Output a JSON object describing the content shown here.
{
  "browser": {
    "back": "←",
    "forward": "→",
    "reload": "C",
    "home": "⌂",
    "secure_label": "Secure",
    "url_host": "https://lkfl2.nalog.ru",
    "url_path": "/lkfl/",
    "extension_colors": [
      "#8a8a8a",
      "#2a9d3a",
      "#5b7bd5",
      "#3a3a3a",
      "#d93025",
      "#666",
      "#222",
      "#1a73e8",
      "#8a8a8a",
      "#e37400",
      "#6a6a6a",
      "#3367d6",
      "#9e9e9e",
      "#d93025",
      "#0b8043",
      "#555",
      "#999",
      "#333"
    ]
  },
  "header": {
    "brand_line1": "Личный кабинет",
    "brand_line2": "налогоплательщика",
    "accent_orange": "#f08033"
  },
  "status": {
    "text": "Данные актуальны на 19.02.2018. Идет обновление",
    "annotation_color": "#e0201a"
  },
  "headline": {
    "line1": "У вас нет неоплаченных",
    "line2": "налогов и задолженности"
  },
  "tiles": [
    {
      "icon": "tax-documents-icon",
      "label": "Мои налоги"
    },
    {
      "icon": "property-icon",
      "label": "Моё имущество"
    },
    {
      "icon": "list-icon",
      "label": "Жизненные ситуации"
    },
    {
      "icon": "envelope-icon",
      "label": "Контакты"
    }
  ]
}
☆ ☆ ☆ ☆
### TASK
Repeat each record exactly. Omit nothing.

### RESPONSE AREA
Output a JSON object describing the content shown here.
{
  "browser": {
    "back": "←",
    "forward": "→",
    "reload": "C",
    "home": "⌂",
    "secure_label": "Secure",
    "url_host": "https://lkfl2.nalog.ru",
    "url_path": "/lkfl/",
    "extension_colors": [
      "#8a8a8a",
      "#2a9d3a",
      "#5b7bd5",
      "#3a3a3a",
      "#d93025",
      "#666",
      "#222",
      "#1a73e8",
      "#8a8a8a",
      "#e37400",
      "#6a6a6a",
      "#3367d6",
      "#9e9e9e",
      "#d93025",
      "#0b8043",
      "#555",
      "#999",
      "#333"
    ]
  },
  "header": {
    "brand_line1": "Личный кабинет",
    "brand_line2": "налогоплательщика",
    "accent_orange": "#f08033"
  },
  "status": {
    "text": "Данные актуальны на 19.02.2018. Идет обновление",
    "annotation_color": "#e0201a"
  },
  "headline": {
    "line1": "У вас нет неоплаченных",
    "line2": "налогов и задолженности"
  },
  "tiles": [
    {
      "icon": "tax-documents-icon",
      "label": "Мои налоги"
    },
    {
      "icon": "property-icon",
      "label": "Моё имущество"
    },
    {
      "icon": "list-icon",
      "label": "Жизненные ситуации"
    },
    {
      "icon": "envelope-icon",
      "label": "Контакты"
    }
  ]
}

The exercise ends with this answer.